* _What is required_
Copy out the data below. Keep every word as it is.

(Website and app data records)
^^^^^^^^^^^^^^^^

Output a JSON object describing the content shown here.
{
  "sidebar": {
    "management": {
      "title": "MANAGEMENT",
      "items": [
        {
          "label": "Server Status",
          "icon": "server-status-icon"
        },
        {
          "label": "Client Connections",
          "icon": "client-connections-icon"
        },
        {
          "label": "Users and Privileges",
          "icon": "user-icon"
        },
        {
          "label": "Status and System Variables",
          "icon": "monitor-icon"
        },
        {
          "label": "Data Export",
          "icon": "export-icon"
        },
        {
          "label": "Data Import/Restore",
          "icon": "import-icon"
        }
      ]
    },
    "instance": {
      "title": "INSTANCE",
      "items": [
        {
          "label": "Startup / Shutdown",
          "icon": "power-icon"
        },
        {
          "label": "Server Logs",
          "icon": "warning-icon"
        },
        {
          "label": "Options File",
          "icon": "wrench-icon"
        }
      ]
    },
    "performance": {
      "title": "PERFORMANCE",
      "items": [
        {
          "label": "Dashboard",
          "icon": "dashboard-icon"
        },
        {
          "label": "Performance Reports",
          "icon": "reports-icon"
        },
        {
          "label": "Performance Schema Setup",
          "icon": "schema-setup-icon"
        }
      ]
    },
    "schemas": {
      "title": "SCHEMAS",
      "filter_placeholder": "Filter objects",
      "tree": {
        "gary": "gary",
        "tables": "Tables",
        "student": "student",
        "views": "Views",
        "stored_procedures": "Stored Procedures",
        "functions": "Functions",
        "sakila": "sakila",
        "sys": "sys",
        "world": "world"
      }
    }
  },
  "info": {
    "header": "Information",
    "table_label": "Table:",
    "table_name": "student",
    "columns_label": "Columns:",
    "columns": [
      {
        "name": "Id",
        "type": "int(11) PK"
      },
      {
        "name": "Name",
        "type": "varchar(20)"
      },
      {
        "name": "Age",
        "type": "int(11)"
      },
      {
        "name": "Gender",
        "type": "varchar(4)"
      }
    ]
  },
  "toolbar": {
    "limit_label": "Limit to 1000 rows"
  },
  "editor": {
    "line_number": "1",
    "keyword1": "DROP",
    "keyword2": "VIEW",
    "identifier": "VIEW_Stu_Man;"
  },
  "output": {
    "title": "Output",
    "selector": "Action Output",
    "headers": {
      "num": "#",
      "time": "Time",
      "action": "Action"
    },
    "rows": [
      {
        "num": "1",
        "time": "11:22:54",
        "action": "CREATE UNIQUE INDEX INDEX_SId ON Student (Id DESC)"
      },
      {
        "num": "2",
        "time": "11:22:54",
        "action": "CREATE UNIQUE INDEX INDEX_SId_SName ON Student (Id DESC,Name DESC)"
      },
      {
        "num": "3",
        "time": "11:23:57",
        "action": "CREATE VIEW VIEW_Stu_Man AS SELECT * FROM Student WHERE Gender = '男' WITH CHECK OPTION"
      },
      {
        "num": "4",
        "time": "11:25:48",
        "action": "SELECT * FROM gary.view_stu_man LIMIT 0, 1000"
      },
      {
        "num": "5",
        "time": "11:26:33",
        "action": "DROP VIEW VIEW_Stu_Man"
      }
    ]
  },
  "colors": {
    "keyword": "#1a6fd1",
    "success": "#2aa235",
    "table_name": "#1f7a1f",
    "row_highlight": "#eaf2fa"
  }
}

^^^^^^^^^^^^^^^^

* _Solution for this problem_
Output a JSON object describing the content shown here.
{
  "sidebar": {
    "management": {
      "title": "MANAGEMENT",
      "items": [
        {
          "label": "Server Status",
          "icon": "server-status-icon"
        },
        {
          "label": "Client Connections",
          "icon": "client-connections-icon"
        },
        {
          "label": "Users and Privileges",
          "icon": "user-icon"
        },
        {
          "label": "Status and System Variables",
          "icon": "monitor-icon"
        },
        {
          "label": "Data Export",
          "icon": "export-icon"
        },
        {
          "label": "Data Import/Restore",
          "icon": "import-icon"
        }
      ]
    },
    "instance": {
      "title": "INSTANCE",
      "items": [
        {
          "label": "Startup / Shutdown",
          "icon": "power-icon"
        },
        {
          "label": "Server Logs",
          "icon": "warning-icon"
        },
        {
          "label": "Options File",
          "icon": "wrench-icon"
        }
      ]
    },
    "performance": {
      "title": "PERFORMANCE",
      "items": [
        {
          "label": "Dashboard",
          "icon": "dashboard-icon"
        },
        {
          "label": "Performance Reports",
          "icon": "reports-icon"
        },
        {
          "label": "Performance Schema Setup",
          "icon": "schema-setup-icon"
        }
      ]
    },
    "schemas": {
      "title": "SCHEMAS",
      "filter_placeholder": "Filter objects",
      "tree": {
        "gary": "gary",
        "tables": "Tables",
        "student": "student",
        "views": "Views",
        "stored_procedures": "Stored Procedures",
        "functions": "Functions",
        "sakila": "sakila",
        "sys": "sys",
        "world": "world"
      }
    }
  },
  "info": {
    "header": "Information",
    "table_label": "Table:",
    "table_name": "student",
    "columns_label": "Columns:",
    "columns": [
      {
        "name": "Id",
        "type": "int(11) PK"
      },
      {
        "name": "Name",
        "type": "varchar(20)"
      },
      {
        "name": "Age",
        "type": "int(11)"
      },
      {
        "name": "Gender",
        "type": "varchar(4)"
      }
    ]
  },
  "toolbar": {
    "limit_label": "Limit to 1000 rows"
  },
  "editor": {
    "line_number": "1",
    "keyword1": "DROP",
    "keyword2": "VIEW",
    "identifier": "VIEW_Stu_Man;"
  },
  "output": {
    "title": "Output",
    "selector": "Action Output",
    "headers": {
      "num": "#",
      "time": "Time",
      "action": "Action"
    },
    "rows": [
      {
        "num": "1",
        "time": "11:22:54",
        "action": "CREATE UNIQUE INDEX INDEX_SId ON Student (Id DESC)"
      },
      {
        "num": "2",
        "time": "11:22:54",
        "action": "CREATE UNIQUE INDEX INDEX_SId_SName ON Student (Id DESC,Name DESC)"
      },
      {
        "num": "3",
        "time": "11:23:57",
        "action": "CREATE VIEW VIEW_Stu_Man AS SELECT * FROM Student WHERE Gender = '男' WITH CHECK OPTION"
      },
      {
        "num": "4",
        "time": "11:25:48",
        "action": "SELECT * FROM gary.view_stu_man LIMIT 0, 1000"
      },
      {
        "num": "5",
        "time": "11:26:33",
        "action": "DROP VIEW VIEW_Stu_Man"
      }
    ]
  },
  "colors": {
    "keyword": "#1a6fd1",
    "success": "#2aa235",
    "table_name": "#1f7a1f",
    "row_highlight": "#eaf2fa"
  }
}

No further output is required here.